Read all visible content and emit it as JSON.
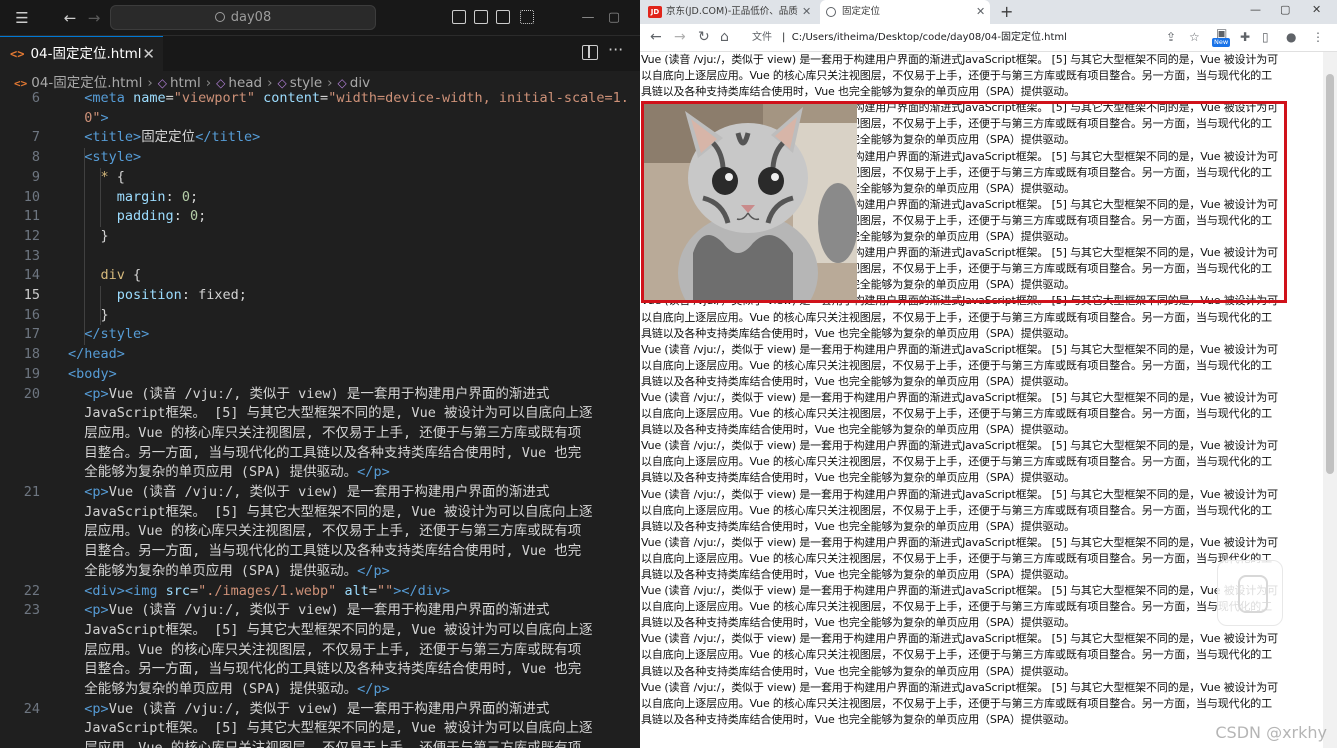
{
  "editor": {
    "search": "day08",
    "tab": {
      "title": "04-固定定位.html",
      "icon": "html-file-icon"
    },
    "breadcrumb": [
      "04-固定定位.html",
      "html",
      "head",
      "style",
      "div"
    ],
    "code_lines": [
      {
        "n": "6",
        "html": "  <span class=\"tag\">&lt;</span><span class=\"tagname\">meta</span> <span class=\"attr\">name</span>=<span class=\"str\">\"viewport\"</span> <span class=\"attr\">content</span>=<span class=\"str\">\"width=device-width, initial-scale=1.</span>"
      },
      {
        "n": "",
        "html": "  <span class=\"str\">0\"</span><span class=\"tag\">&gt;</span>"
      },
      {
        "n": "7",
        "html": "  <span class=\"tag\">&lt;</span><span class=\"tagname\">title</span><span class=\"tag\">&gt;</span><span class=\"txt\">固定定位</span><span class=\"tag\">&lt;/</span><span class=\"tagname\">title</span><span class=\"tag\">&gt;</span>"
      },
      {
        "n": "8",
        "html": "  <span class=\"tag\">&lt;</span><span class=\"tagname\">style</span><span class=\"tag\">&gt;</span>"
      },
      {
        "n": "9",
        "html": "    <span class=\"sel\">*</span> <span class=\"txt\">{</span>"
      },
      {
        "n": "10",
        "html": "      <span class=\"prop\">margin</span><span class=\"txt\">:</span> <span class=\"num\">0</span><span class=\"txt\">;</span>"
      },
      {
        "n": "11",
        "html": "      <span class=\"prop\">padding</span><span class=\"txt\">:</span> <span class=\"num\">0</span><span class=\"txt\">;</span>"
      },
      {
        "n": "12",
        "html": "    <span class=\"txt\">}</span>"
      },
      {
        "n": "13",
        "html": ""
      },
      {
        "n": "14",
        "html": "    <span class=\"sel\">div</span> <span class=\"txt\">{</span>"
      },
      {
        "n": "15",
        "html": "      <span class=\"prop\">position</span><span class=\"txt\">:</span> <span class=\"txt\">fixed;</span>",
        "active": true
      },
      {
        "n": "16",
        "html": "    <span class=\"txt\">}</span>"
      },
      {
        "n": "17",
        "html": "  <span class=\"tag\">&lt;/</span><span class=\"tagname\">style</span><span class=\"tag\">&gt;</span>"
      },
      {
        "n": "18",
        "html": "<span class=\"tag\">&lt;/</span><span class=\"tagname\">head</span><span class=\"tag\">&gt;</span>"
      },
      {
        "n": "19",
        "html": "<span class=\"tag\">&lt;</span><span class=\"tagname\">body</span><span class=\"tag\">&gt;</span>"
      },
      {
        "n": "20",
        "html": "  <span class=\"tag\">&lt;</span><span class=\"tagname\">p</span><span class=\"tag\">&gt;</span><span class=\"txt\">Vue (读音 /vjuː/, 类似于 view) 是一套用于构建用户界面的渐进式</span>"
      },
      {
        "n": "",
        "html": "  <span class=\"txt\">JavaScript框架。 [5] 与其它大型框架不同的是, Vue 被设计为可以自底向上逐</span>"
      },
      {
        "n": "",
        "html": "  <span class=\"txt\">层应用。Vue 的核心库只关注视图层, 不仅易于上手, 还便于与第三方库或既有项</span>"
      },
      {
        "n": "",
        "html": "  <span class=\"txt\">目整合。另一方面, 当与现代化的工具链以及各种支持类库结合使用时, Vue 也完</span>"
      },
      {
        "n": "",
        "html": "  <span class=\"txt\">全能够为复杂的单页应用 (SPA) 提供驱动。</span><span class=\"tag\">&lt;/</span><span class=\"tagname\">p</span><span class=\"tag\">&gt;</span>"
      },
      {
        "n": "21",
        "html": "  <span class=\"tag\">&lt;</span><span class=\"tagname\">p</span><span class=\"tag\">&gt;</span><span class=\"txt\">Vue (读音 /vjuː/, 类似于 view) 是一套用于构建用户界面的渐进式</span>"
      },
      {
        "n": "",
        "html": "  <span class=\"txt\">JavaScript框架。 [5] 与其它大型框架不同的是, Vue 被设计为可以自底向上逐</span>"
      },
      {
        "n": "",
        "html": "  <span class=\"txt\">层应用。Vue 的核心库只关注视图层, 不仅易于上手, 还便于与第三方库或既有项</span>"
      },
      {
        "n": "",
        "html": "  <span class=\"txt\">目整合。另一方面, 当与现代化的工具链以及各种支持类库结合使用时, Vue 也完</span>"
      },
      {
        "n": "",
        "html": "  <span class=\"txt\">全能够为复杂的单页应用 (SPA) 提供驱动。</span><span class=\"tag\">&lt;/</span><span class=\"tagname\">p</span><span class=\"tag\">&gt;</span>"
      },
      {
        "n": "22",
        "html": "  <span class=\"tag\">&lt;</span><span class=\"tagname\">div</span><span class=\"tag\">&gt;&lt;</span><span class=\"tagname\">img</span> <span class=\"attr\">src</span>=<span class=\"str\">\"./images/1.webp\"</span> <span class=\"attr\">alt</span>=<span class=\"str\">\"\"</span><span class=\"tag\">&gt;&lt;/</span><span class=\"tagname\">div</span><span class=\"tag\">&gt;</span>"
      },
      {
        "n": "23",
        "html": "  <span class=\"tag\">&lt;</span><span class=\"tagname\">p</span><span class=\"tag\">&gt;</span><span class=\"txt\">Vue (读音 /vjuː/, 类似于 view) 是一套用于构建用户界面的渐进式</span>"
      },
      {
        "n": "",
        "html": "  <span class=\"txt\">JavaScript框架。 [5] 与其它大型框架不同的是, Vue 被设计为可以自底向上逐</span>"
      },
      {
        "n": "",
        "html": "  <span class=\"txt\">层应用。Vue 的核心库只关注视图层, 不仅易于上手, 还便于与第三方库或既有项</span>"
      },
      {
        "n": "",
        "html": "  <span class=\"txt\">目整合。另一方面, 当与现代化的工具链以及各种支持类库结合使用时, Vue 也完</span>"
      },
      {
        "n": "",
        "html": "  <span class=\"txt\">全能够为复杂的单页应用 (SPA) 提供驱动。</span><span class=\"tag\">&lt;/</span><span class=\"tagname\">p</span><span class=\"tag\">&gt;</span>"
      },
      {
        "n": "24",
        "html": "  <span class=\"tag\">&lt;</span><span class=\"tagname\">p</span><span class=\"tag\">&gt;</span><span class=\"txt\">Vue (读音 /vjuː/, 类似于 view) 是一套用于构建用户界面的渐进式</span>"
      },
      {
        "n": "",
        "html": "  <span class=\"txt\">JavaScript框架。 [5] 与其它大型框架不同的是, Vue 被设计为可以自底向上逐</span>"
      },
      {
        "n": "",
        "html": "  <span class=\"txt\">层应用。Vue 的核心库只关注视图层, 不仅易于上手, 还便于与第三方库或既有项</span>"
      }
    ]
  },
  "browser": {
    "tabs": [
      {
        "title": "京东(JD.COM)-正品低价、品质",
        "icon": "jd-logo-icon"
      },
      {
        "title": "固定定位",
        "icon": "globe-icon",
        "active": true
      }
    ],
    "address": {
      "label": "文件",
      "url": "C:/Users/itheima/Desktop/code/day08/04-固定定位.html"
    },
    "new_badge": "New",
    "paragraph_lines": [
      "Vue (读音 /vjuː/，类似于 view) 是一套用于构建用户界面的渐进式JavaScript框架。 [5] 与其它大型框架不同的是，Vue 被设计为可",
      "以自底向上逐层应用。Vue 的核心库只关注视图层，不仅易于上手，还便于与第三方库或既有项目整合。另一方面，当与现代化的工",
      "具链以及各种支持类库结合使用时，Vue 也完全能够为复杂的单页应用（SPA）提供驱动。"
    ],
    "paragraph_repeat": 14
  },
  "watermark": "CSDN @xrkhy",
  "colors": {
    "fixed_border": "#d0111a",
    "editor_bg": "#1f1f1f",
    "accent": "#0078d4"
  }
}
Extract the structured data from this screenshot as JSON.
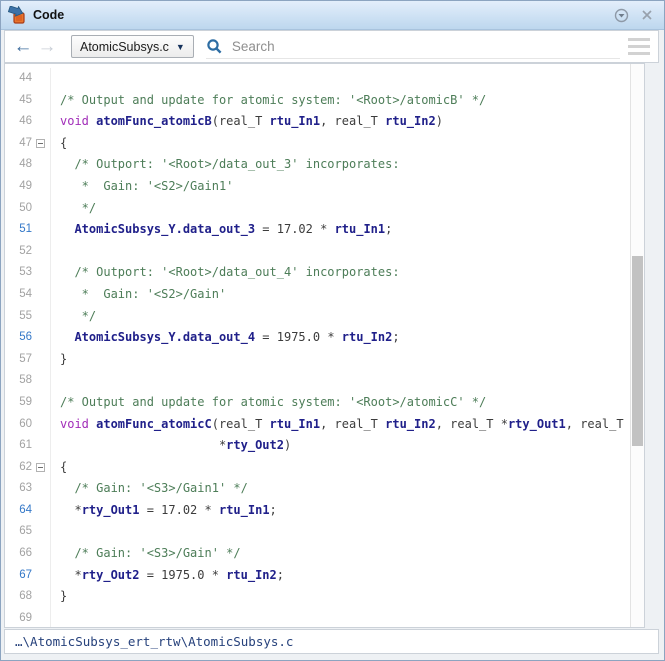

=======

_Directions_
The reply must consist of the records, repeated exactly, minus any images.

_Task response_
Read all visible content and emit it as JSON.
{
  "editor": {
    "search": "day08",
    "tab": {
      "title": "04-固定定位.html",
      "icon": "html-file-icon"
    },
    "breadcrumb": [
      "04-固定定位.html",
      "html",
      "head",
      "style",
      "div"
    ],
    "code_lines": [
      {
        "n": "6",
        "html": "  <span class=\"tag\">&lt;</span><span class=\"tagname\">meta</span> <span class=\"attr\">name</span>=<span class=\"str\">\"viewport\"</span> <span class=\"attr\">content</span>=<span class=\"str\">\"width=device-width, initial-scale=1.</span>"
      },
      {
        "n": "",
        "html": "  <span class=\"str\">0\"</span><span class=\"tag\">&gt;</span>"
      },
      {
        "n": "7",
        "html": "  <span class=\"tag\">&lt;</span><span class=\"tagname\">title</span><span class=\"tag\">&gt;</span><span class=\"txt\">固定定位</span><span class=\"tag\">&lt;/</span><span class=\"tagname\">title</span><span class=\"tag\">&gt;</span>"
      },
      {
        "n": "8",
        "html": "  <span class=\"tag\">&lt;</span><span class=\"tagname\">style</span><span class=\"tag\">&gt;</span>"
      },
      {
        "n": "9",
        "html": "    <span class=\"sel\">*</span> <span class=\"txt\">{</span>"
      },
      {
        "n": "10",
        "html": "      <span class=\"prop\">margin</span><span class=\"txt\">:</span> <span class=\"num\">0</span><span class=\"txt\">;</span>"
      },
      {
        "n": "11",
        "html": "      <span class=\"prop\">padding</span><span class=\"txt\">:</span> <span class=\"num\">0</span><span class=\"txt\">;</span>"
      },
      {
        "n": "12",
        "html": "    <span class=\"txt\">}</span>"
      },
      {
        "n": "13",
        "html": ""
      },
      {
        "n": "14",
        "html": "    <span class=\"sel\">div</span> <span class=\"txt\">{</span>"
      },
      {
        "n": "15",
        "html": "      <span class=\"prop\">position</span><span class=\"txt\">:</span> <span class=\"txt\">fixed;</span>",
        "active": true
      },
      {
        "n": "16",
        "html": "    <span class=\"txt\">}</span>"
      },
      {
        "n": "17",
        "html": "  <span class=\"tag\">&lt;/</span><span class=\"tagname\">style</span><span class=\"tag\">&gt;</span>"
      },
      {
        "n": "18",
        "html": "<span class=\"tag\">&lt;/</span><span class=\"tagname\">head</span><span class=\"tag\">&gt;</span>"
      },
      {
        "n": "19",
        "html": "<span class=\"tag\">&lt;</span><span class=\"tagname\">body</span><span class=\"tag\">&gt;</span>"
      },
      {
        "n": "20",
        "html": "  <span class=\"tag\">&lt;</span><span class=\"tagname\">p</span><span class=\"tag\">&gt;</span><span class=\"txt\">Vue (读音 /vjuː/, 类似于 view) 是一套用于构建用户界面的渐进式</span>"
      },
      {
        "n": "",
        "html": "  <span class=\"txt\">JavaScript框架。 [5] 与其它大型框架不同的是, Vue 被设计为可以自底向上逐</span>"
      },
      {
        "n": "",
        "html": "  <span class=\"txt\">层应用。Vue 的核心库只关注视图层, 不仅易于上手, 还便于与第三方库或既有项</span>"
      },
      {
        "n": "",
        "html": "  <span class=\"txt\">目整合。另一方面, 当与现代化的工具链以及各种支持类库结合使用时, Vue 也完</span>"
      },
      {
        "n": "",
        "html": "  <span class=\"txt\">全能够为复杂的单页应用 (SPA) 提供驱动。</span><span class=\"tag\">&lt;/</span><span class=\"tagname\">p</span><span class=\"tag\">&gt;</span>"
      },
      {
        "n": "21",
        "html": "  <span class=\"tag\">&lt;</span><span class=\"tagname\">p</span><span class=\"tag\">&gt;</span><span class=\"txt\">Vue (读音 /vjuː/, 类似于 view) 是一套用于构建用户界面的渐进式</span>"
      },
      {
        "n": "",
        "html": "  <span class=\"txt\">JavaScript框架。 [5] 与其它大型框架不同的是, Vue 被设计为可以自底向上逐</span>"
      },
      {
        "n": "",
        "html": "  <span class=\"txt\">层应用。Vue 的核心库只关注视图层, 不仅易于上手, 还便于与第三方库或既有项</span>"
      },
      {
        "n": "",
        "html": "  <span class=\"txt\">目整合。另一方面, 当与现代化的工具链以及各种支持类库结合使用时, Vue 也完</span>"
      },
      {
        "n": "",
        "html": "  <span class=\"txt\">全能够为复杂的单页应用 (SPA) 提供驱动。</span><span class=\"tag\">&lt;/</span><span class=\"tagname\">p</span><span class=\"tag\">&gt;</span>"
      },
      {
        "n": "22",
        "html": "  <span class=\"tag\">&lt;</span><span class=\"tagname\">div</span><span class=\"tag\">&gt;&lt;</span><span class=\"tagname\">img</span> <span class=\"attr\">src</span>=<span class=\"str\">\"./images/1.webp\"</span> <span class=\"attr\">alt</span>=<span class=\"str\">\"\"</span><span class=\"tag\">&gt;&lt;/</span><span class=\"tagname\">div</span><span class=\"tag\">&gt;</span>"
      },
      {
        "n": "23",
        "html": "  <span class=\"tag\">&lt;</span><span class=\"tagname\">p</span><span class=\"tag\">&gt;</span><span class=\"txt\">Vue (读音 /vjuː/, 类似于 view) 是一套用于构建用户界面的渐进式</span>"
      },
      {
        "n": "",
        "html": "  <span class=\"txt\">JavaScript框架。 [5] 与其它大型框架不同的是, Vue 被设计为可以自底向上逐</span>"
      },
      {
        "n": "",
        "html": "  <span class=\"txt\">层应用。Vue 的核心库只关注视图层, 不仅易于上手, 还便于与第三方库或既有项</span>"
      },
      {
        "n": "",
        "html": "  <span class=\"txt\">目整合。另一方面, 当与现代化的工具链以及各种支持类库结合使用时, Vue 也完</span>"
      },
      {
        "n": "",
        "html": "  <span class=\"txt\">全能够为复杂的单页应用 (SPA) 提供驱动。</span><span class=\"tag\">&lt;/</span><span class=\"tagname\">p</span><span class=\"tag\">&gt;</span>"
      },
      {
        "n": "24",
        "html": "  <span class=\"tag\">&lt;</span><span class=\"tagname\">p</span><span class=\"tag\">&gt;</span><span class=\"txt\">Vue (读音 /vjuː/, 类似于 view) 是一套用于构建用户界面的渐进式</span>"
      },
      {
        "n": "",
        "html": "  <span class=\"txt\">JavaScript框架。 [5] 与其它大型框架不同的是, Vue 被设计为可以自底向上逐</span>"
      },
      {
        "n": "",
        "html": "  <span class=\"txt\">层应用。Vue 的核心库只关注视图层, 不仅易于上手, 还便于与第三方库或既有项</span>"
      }
    ]
  },
  "browser": {
    "tabs": [
      {
        "title": "京东(JD.COM)-正品低价、品质",
        "icon": "jd-logo-icon"
      },
      {
        "title": "固定定位",
        "icon": "globe-icon",
        "active": true
      }
    ],
    "address": {
      "label": "文件",
      "url": "C:/Users/itheima/Desktop/code/day08/04-固定定位.html"
    },
    "new_badge": "New",
    "paragraph_lines": [
      "Vue (读音 /vjuː/，类似于 view) 是一套用于构建用户界面的渐进式JavaScript框架。 [5] 与其它大型框架不同的是，Vue 被设计为可",
      "以自底向上逐层应用。Vue 的核心库只关注视图层，不仅易于上手，还便于与第三方库或既有项目整合。另一方面，当与现代化的工",
      "具链以及各种支持类库结合使用时，Vue 也完全能够为复杂的单页应用（SPA）提供驱动。"
    ],
    "paragraph_repeat": 14
  },
  "watermark": "CSDN @xrkhy",
  "colors": {
    "fixed_border": "#d0111a",
    "editor_bg": "#1f1f1f",
    "accent": "#0078d4"
  }
}
Extract the structured data from this screenshot as JSON.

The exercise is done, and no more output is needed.